Water samples were collected at Santa Monica Pier four times in the month of August. Pseudo-nitzschia delicatissima group was detected below bloom levels in all the samples. Pseudo-nitzschia seriata group and Alexandrium spp. were not detected in any of the August water samples. Domoic Acid results are not yet available for the month of August.  

Newport Pier

Water samples were collected at Newport Pier four times in the month of August. Pseudo-nitzschia delicatissima group was detected above bloom levels on August 20th and 27th. Pseudo-nitzschia seriata group and Alexandrium spp. was not detected in any of the samples. Domoic Acid results are not yet available for the month of August.  

Scripps Pier

Water samples were collected at Scripps Pier four times in the month of August. Pseudo-nitzschia delicatissima group was detected below bloom levels in all the samples. Pseudo-nitzschia seriata group was detected below bloom levels in all the samples and Alexandrium spp. were not detected in any of the August water samples. Domoic Acid results are not yet available for the month of August.  

CDPH observations for Pseudo-nitzschia spp. and Alexandrium spp.

From 1-31 August 2019, water samples were collected by volunteers and sent to the California Department of Public Health (CDPH) for analysis. Pseudo-nitzschia spp. were detected in 51 of the 119 samples. Pseudo-nitzschia spp. were recorded at Common density levels in two of the samples:

  • August 16th at Trinidad Pier (20% composition) 
  • August 20th at Monterey, Stillwater Cove (15% composition)

Alexandrium spp. were detected in 29 of 61 samples in the month of August at low density levels. You can also view CDPH weekly map layers of Pseudo-nitzschia and Alexandrium here.

Data are provided by the California Department of Public Health, Environmental Management Branch. 

August 2019
Pseudo-nitzschia spp.
Percent Composition

August 2019
Alexandrium spp.
Percent Composition

CDPH and OEHHA Health Advisories 

The California Department of Public Health (CDPH) lifts warnings about certain shellfish in San Luis Obispo County on August 13th.

On September 4th CDPH alerted the public of dangerous levels of paralytic shellfish poisoning (PSP) toxins detected in mussels from Sonoma County.

The annual mussel quarantine remains in effect through October 31st. 

For the latest closures and updates, please visit the CDFW Health Advisories page as a central location of information related to CDPH and/or OEHHA health advisories. 

California Marine Mammal Strandings from Suspected DA Toxicosis

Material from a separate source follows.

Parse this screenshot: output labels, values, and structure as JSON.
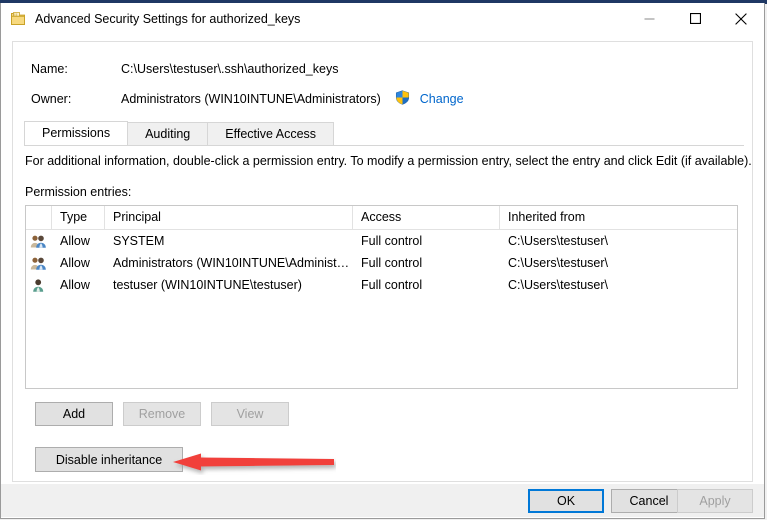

The marine mammal stranding data will be posted soon. We appologize for the delay. 

Domoic acid (DA) is a potent neurotoxin produced by some diatom species of the genus Pseudo-nitzschia. Species exposed to DA can result in seizures, epilepsy, cardiomyopathy, and death depending upon the ingested dose. DA toxicosis commonly occurs in California Sea Lions (Zalophus californianus), presumably due to a combination of foraging behavior and seasonal movements. The Marine Mammal Center (TMMC), the California Wildlife Center (CWC), the  Marine Mammal Care Center Los Angeles (MMCC-LA), Marine Animal Rescue (MAR), the Pacific Marine Mammal Center (PMMC), and SeaWorld act like an emergency room by working to rescue and rehabilitate sick and injured marine mammals, seabirds, and sea turtles. 

California Sea Bird Strandings from Suspected DA Toxicosis

Data coming soon from Wildlife Rehabilitation Medical Database (WRMD) and BeachCOMBERS.

Contacts if you find a LIVE stranded animal

Contacts if you find a DEAD stranded animal